Jewellery demand in the rest of the Asian markets such as Thailand, Vietnam, Japan and Malaysia remained relatively stable, as the region saw the arrival of tourists after pandemic restrictions were lifted and respective governments took further measures to revive local economies, which encouraged consumers to invest in jewellery for festival, wedding and other related purposes in Q2. The correction in price in May also provided support.
The Middle East region witnessed good demand for gold jewellery, as the high oil price and a return of tourists contributed well to the local economy. Tourist demand was not so high in the gold ‘souq’ in the UAE, as only local consumers contributed to demand. Looking forward, we do not expect demand to rise hugely, as tourist demand will continue to remain subdued due to purchasing power being hugely eroded over the last few years.
Turkish demand had suffered due to hyperinflation and the subsequent rapid devaluation of the local currency against the US dollar. As the economy is still struggling, jewellery demand is expected to contract by 7% to 10% in H2.
In the West, there was almost no change in demand in America in Q2 on a year-on-year basis, while in Europe, demand contracted by 5% in Q2 on a year-on-year basis. High inflation coupled with a high gold price remained the main factors for the contraction.
In the West, there was almost no change in demand in America in Q2 on a year-on-year basis, while in Europe, demand contracted by 5% in Q2 on a year-on-year basis.
Unprecedented money supply to resuscitate economies from the after-effects of the pandemic in 2020 and 2021 has contributed to high inflation. It was aggravated further this year as headline inflation in developed and emerging economies has surpassed the threshold level of central banks’ targets. We have observed the first glimpse of slowdown of CPI in the US in the month of July, but it’s too early to assume that inflation has peaked.
The Federal Reserve has made it clear that it will continue its monetary tightening policy until inflation returns to normalcy. As the US dollar has strengthened and the real return in long-term US Treasuries turns positive, we may see gold consolidate in a range between $1,680 and $1,840, and at times come down below the lower band in H2. This will provide strong support to major physical markets, but demand may not match that of last year.
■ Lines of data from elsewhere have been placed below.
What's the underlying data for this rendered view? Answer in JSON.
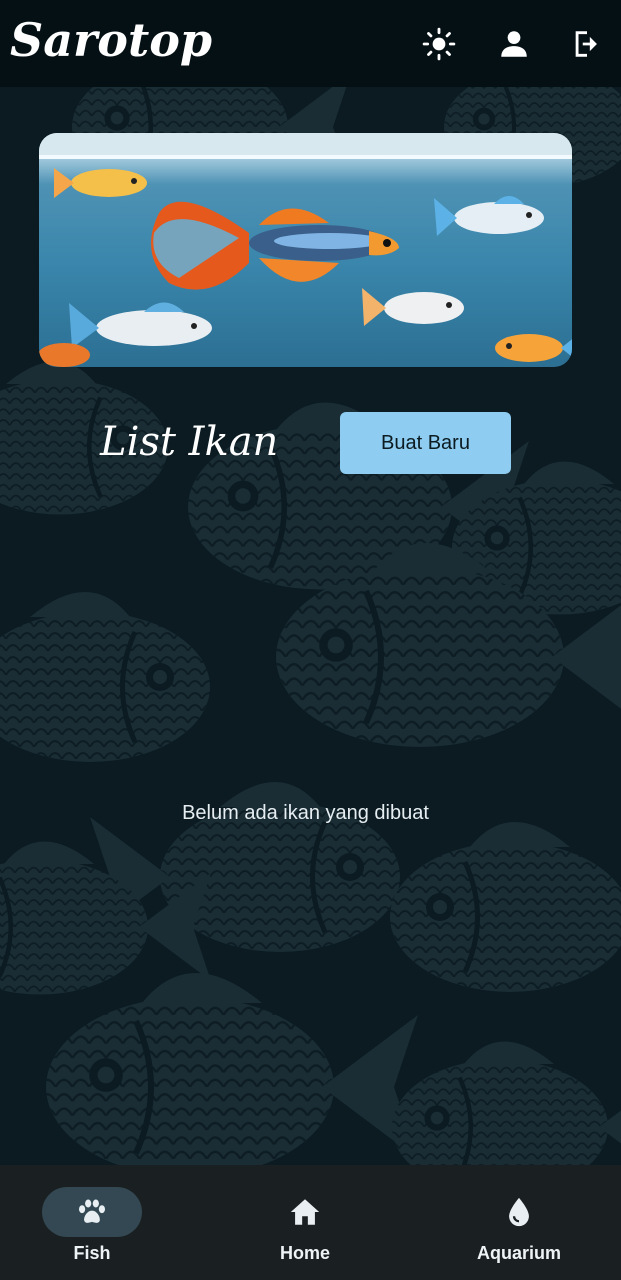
{
  "app": {
    "brand": "Sarotop"
  },
  "header_actions": [
    {
      "icon": "sun-icon",
      "name": "theme-toggle"
    },
    {
      "icon": "person-icon",
      "name": "profile"
    },
    {
      "icon": "logout-icon",
      "name": "logout"
    }
  ],
  "fish_list": {
    "title": "List Ikan",
    "create_button": "Buat Baru",
    "empty_message": "Belum ada ikan yang dibuat"
  },
  "bottom_nav": {
    "items": [
      {
        "label": "Fish",
        "icon": "paw-icon",
        "active": true
      },
      {
        "label": "Home",
        "icon": "home-icon",
        "active": false
      },
      {
        "label": "Aquarium",
        "icon": "water-drop-icon",
        "active": false
      }
    ]
  },
  "colors": {
    "app_bar": "#051015",
    "background": "#0b1b21",
    "button_accent": "#8ecdf1",
    "nav_bar": "#1a2022",
    "nav_active_pill": "#334852"
  }
}
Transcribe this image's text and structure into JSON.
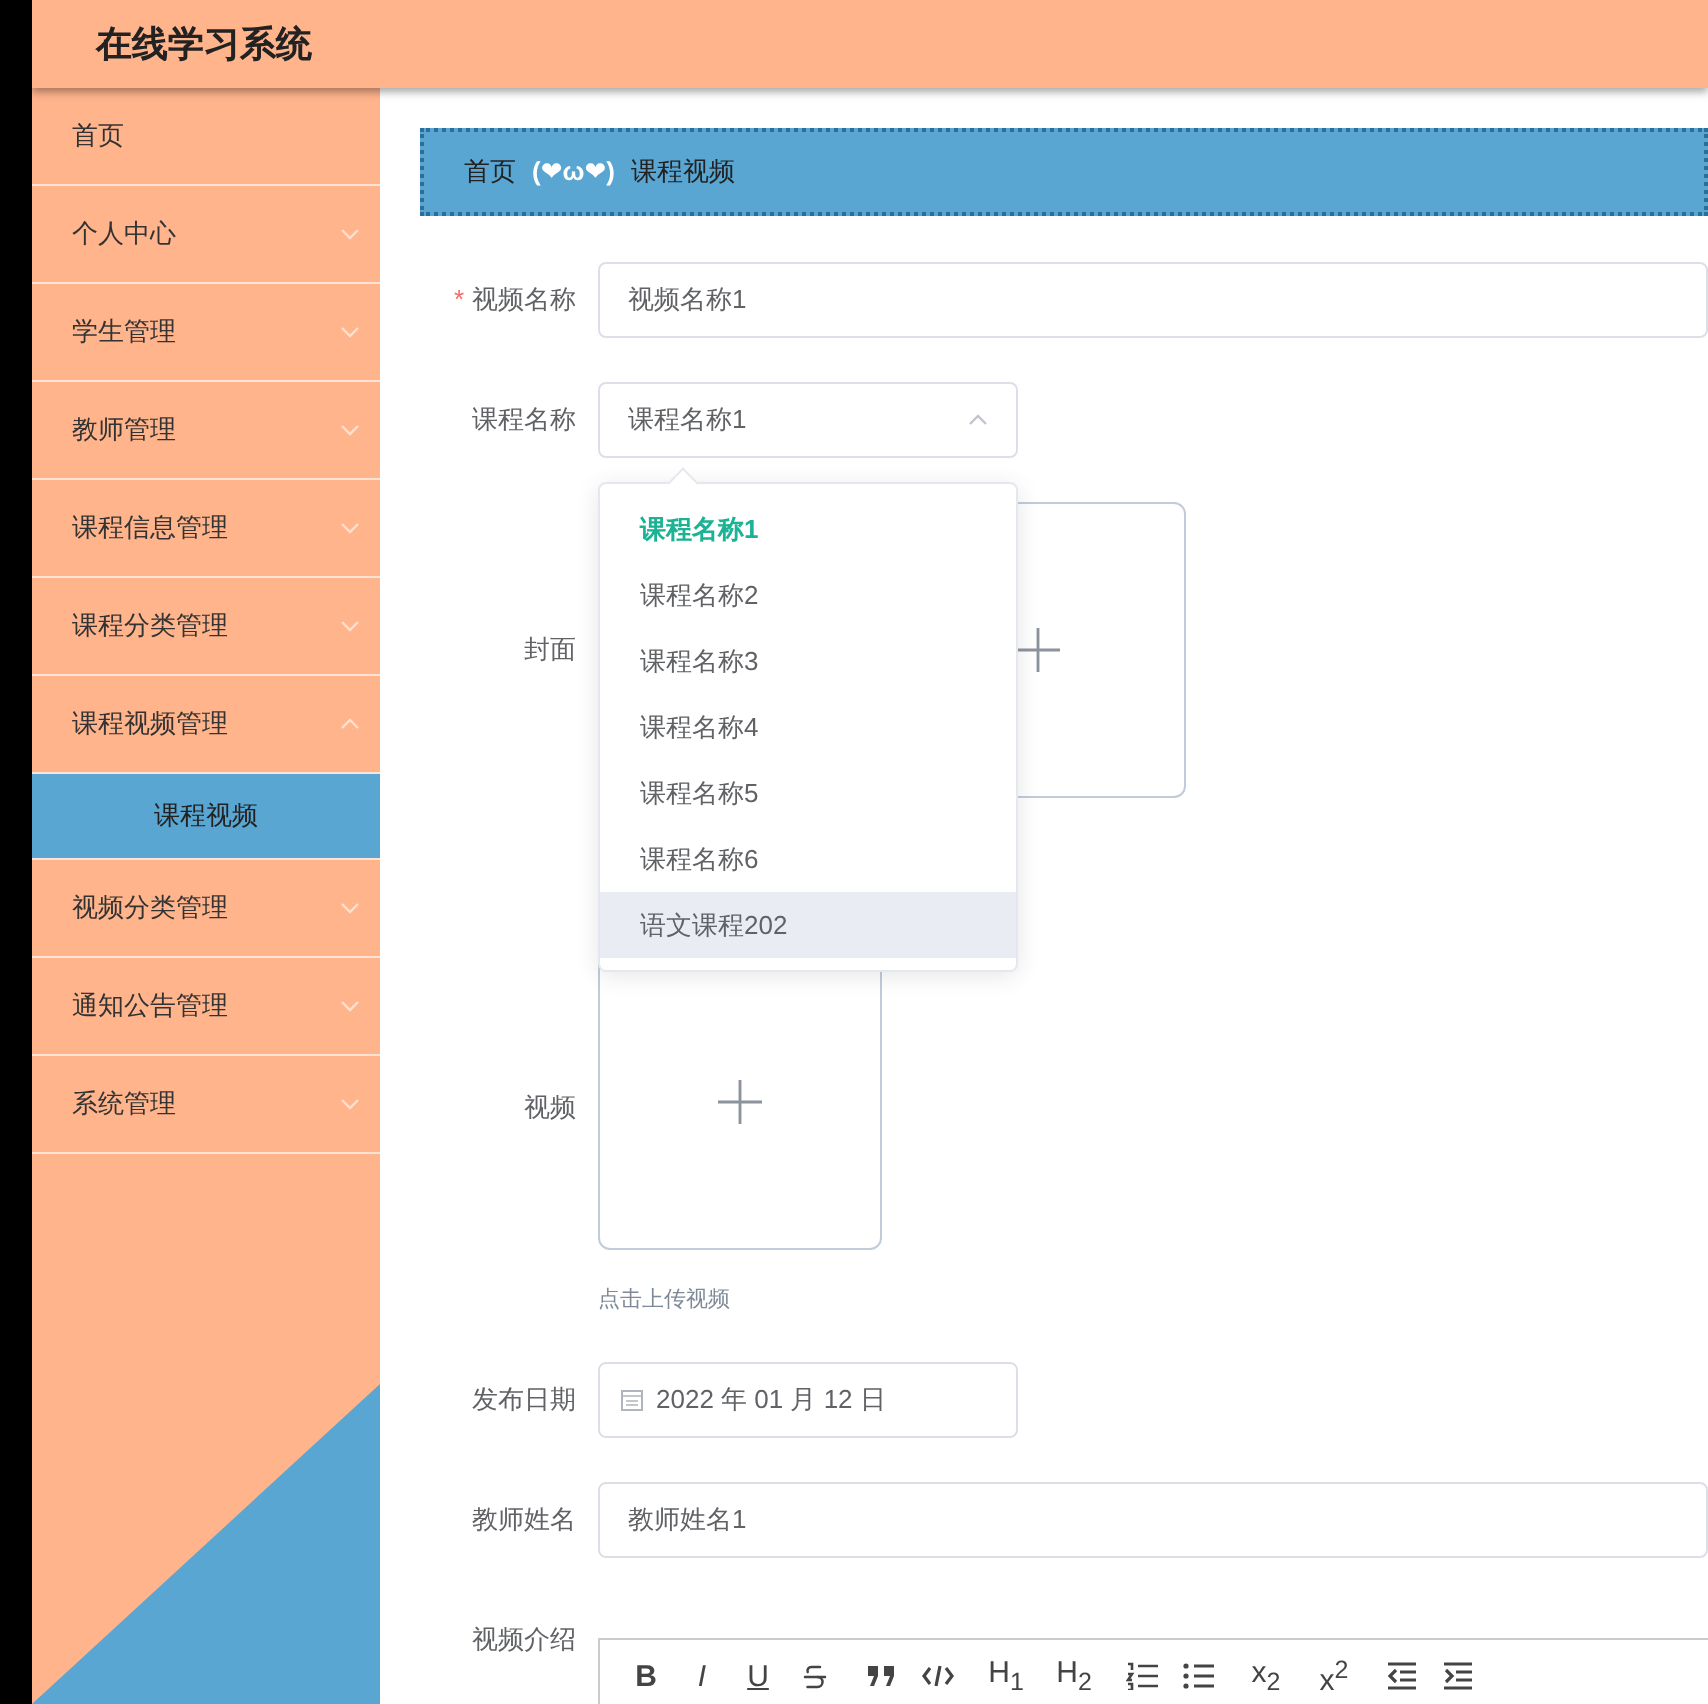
{
  "header": {
    "title": "在线学习系统"
  },
  "sidebar": {
    "items": [
      {
        "label": "首页",
        "kind": "link"
      },
      {
        "label": "个人中心",
        "kind": "menu",
        "expanded": false
      },
      {
        "label": "学生管理",
        "kind": "menu",
        "expanded": false
      },
      {
        "label": "教师管理",
        "kind": "menu",
        "expanded": false
      },
      {
        "label": "课程信息管理",
        "kind": "menu",
        "expanded": false
      },
      {
        "label": "课程分类管理",
        "kind": "menu",
        "expanded": false
      },
      {
        "label": "课程视频管理",
        "kind": "menu",
        "expanded": true,
        "children": [
          {
            "label": "课程视频",
            "selected": true
          }
        ]
      },
      {
        "label": "视频分类管理",
        "kind": "menu",
        "expanded": false
      },
      {
        "label": "通知公告管理",
        "kind": "menu",
        "expanded": false
      },
      {
        "label": "系统管理",
        "kind": "menu",
        "expanded": false
      }
    ]
  },
  "breadcrumb": {
    "home": "首页",
    "separator": "(❤ω❤)",
    "current": "课程视频"
  },
  "form": {
    "video_name": {
      "label": "视频名称",
      "required_mark": "*",
      "value": "视频名称1"
    },
    "course_name": {
      "label": "课程名称",
      "value": "课程名称1",
      "expanded": true,
      "options": [
        {
          "label": "课程名称1",
          "selected": true,
          "hovered": false
        },
        {
          "label": "课程名称2",
          "selected": false,
          "hovered": false
        },
        {
          "label": "课程名称3",
          "selected": false,
          "hovered": false
        },
        {
          "label": "课程名称4",
          "selected": false,
          "hovered": false
        },
        {
          "label": "课程名称5",
          "selected": false,
          "hovered": false
        },
        {
          "label": "课程名称6",
          "selected": false,
          "hovered": false
        },
        {
          "label": "语文课程202",
          "selected": false,
          "hovered": true
        }
      ]
    },
    "cover": {
      "label": "封面"
    },
    "video": {
      "label": "视频",
      "hint": "点击上传视频"
    },
    "publish_date": {
      "label": "发布日期",
      "value": "2022 年 01 月 12 日"
    },
    "teacher_name": {
      "label": "教师姓名",
      "value": "教师姓名1"
    },
    "intro": {
      "label": "视频介绍",
      "toolbar": [
        {
          "kind": "bold",
          "label": "B"
        },
        {
          "kind": "italic",
          "label": "I"
        },
        {
          "kind": "underline",
          "label": "U"
        },
        {
          "kind": "strike"
        },
        {
          "kind": "quote"
        },
        {
          "kind": "code"
        },
        {
          "kind": "text",
          "label": "H$_{1}$"
        },
        {
          "kind": "text",
          "label": "H$_{2}$"
        },
        {
          "kind": "ordered-list"
        },
        {
          "kind": "bullet-list"
        },
        {
          "kind": "text",
          "label": "x$_{2}$"
        },
        {
          "kind": "text",
          "label": "x$^{2}$"
        },
        {
          "kind": "outdent"
        },
        {
          "kind": "indent"
        }
      ]
    }
  }
}
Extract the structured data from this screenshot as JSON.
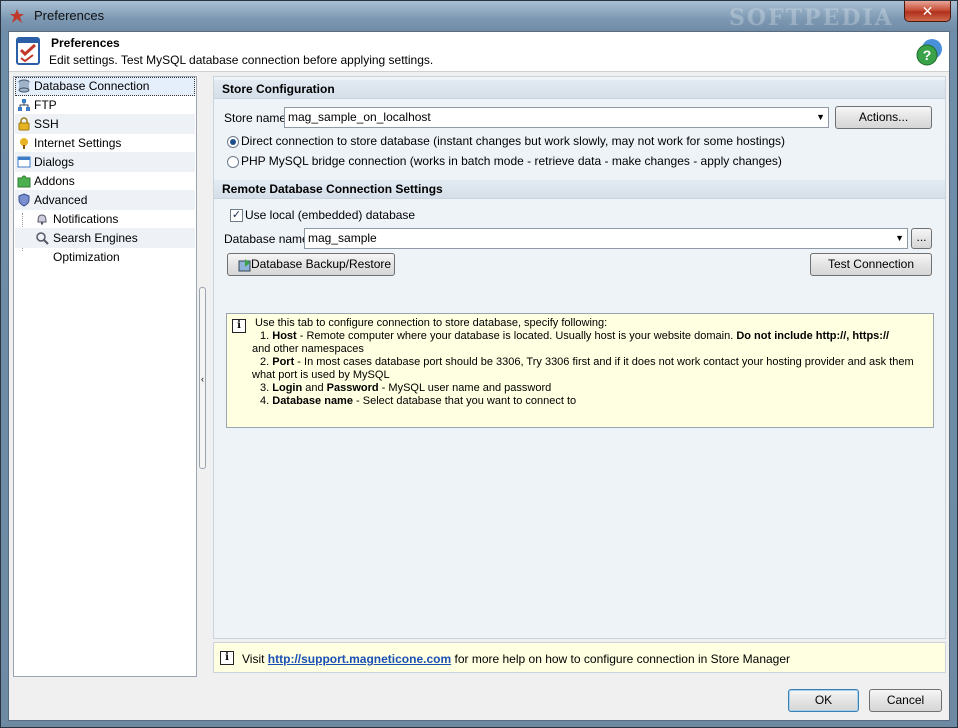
{
  "window": {
    "title": "Preferences",
    "watermark": "SOFTPEDIA",
    "close_glyph": "✕"
  },
  "header": {
    "title": "Preferences",
    "subtitle": "Edit settings. Test MySQL database connection before applying settings.",
    "help_glyph": "?"
  },
  "nav": {
    "items": [
      {
        "label": "Database Connection",
        "icon": "database-icon"
      },
      {
        "label": "FTP",
        "icon": "network-icon"
      },
      {
        "label": "SSH",
        "icon": "lock-icon"
      },
      {
        "label": "Internet Settings",
        "icon": "internet-icon"
      },
      {
        "label": "Dialogs",
        "icon": "window-icon"
      },
      {
        "label": "Addons",
        "icon": "puzzle-icon"
      },
      {
        "label": "Advanced",
        "icon": "shield-icon"
      },
      {
        "label": "Notifications",
        "icon": "bell-icon"
      },
      {
        "label": "Searsh Engines Optimization",
        "icon": "magnifier-icon"
      }
    ]
  },
  "splitter_glyph": "‹",
  "store_config": {
    "header": "Store Configuration",
    "store_name_label": "Store name",
    "store_name_value": "mag_sample_on_localhost",
    "actions_button": "Actions...",
    "radio_direct": "Direct connection to store database (instant changes but work slowly, may not work for some hostings)",
    "radio_bridge": "PHP MySQL bridge connection (works in batch mode - retrieve data - make changes - apply changes)",
    "selected": "direct"
  },
  "remote": {
    "header": "Remote Database Connection Settings",
    "use_local_label": "Use local (embedded) database",
    "use_local_checked": true,
    "check_glyph": "✓",
    "db_name_label": "Database name",
    "db_name_value": "mag_sample",
    "browse_button": "...",
    "backup_button": "Database Backup/Restore",
    "test_button": "Test Connection"
  },
  "info": {
    "icon_glyph": "i",
    "intro": "Use this tab to configure connection to store database, specify following:",
    "item1_num": "1.",
    "item1_bold": "Host",
    "item1_text": " - Remote computer where your database is located. Usually host is your website domain. ",
    "item1_bold2": "Do not include http://, https://",
    "item1_cont": "and other namespaces",
    "item2_num": "2.",
    "item2_bold": "Port",
    "item2_text": " - In most cases database port should be 3306, Try 3306 first and if it does not work contact your hosting provider and ask them",
    "item2_cont": "what port is used by MySQL",
    "item3_num": "3.",
    "item3_bold": "Login",
    "item3_and": " and ",
    "item3_bold2": "Password",
    "item3_text": " - MySQL user name and password",
    "item4_num": "4.",
    "item4_bold": "Database name",
    "item4_text": " - Select database that you want to connect to"
  },
  "footer": {
    "visit": "Visit",
    "link": "http://support.magneticone.com",
    "rest": "for more help on how to configure connection in Store Manager"
  },
  "buttons": {
    "ok": "OK",
    "cancel": "Cancel"
  },
  "colors": {
    "link": "#1a4fb3",
    "info_bg": "#ffffe1",
    "selection": "#e5eefb"
  }
}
We estimate that the full year demand will come in at around 1,765 tonnes, a fall of 3% from 2021.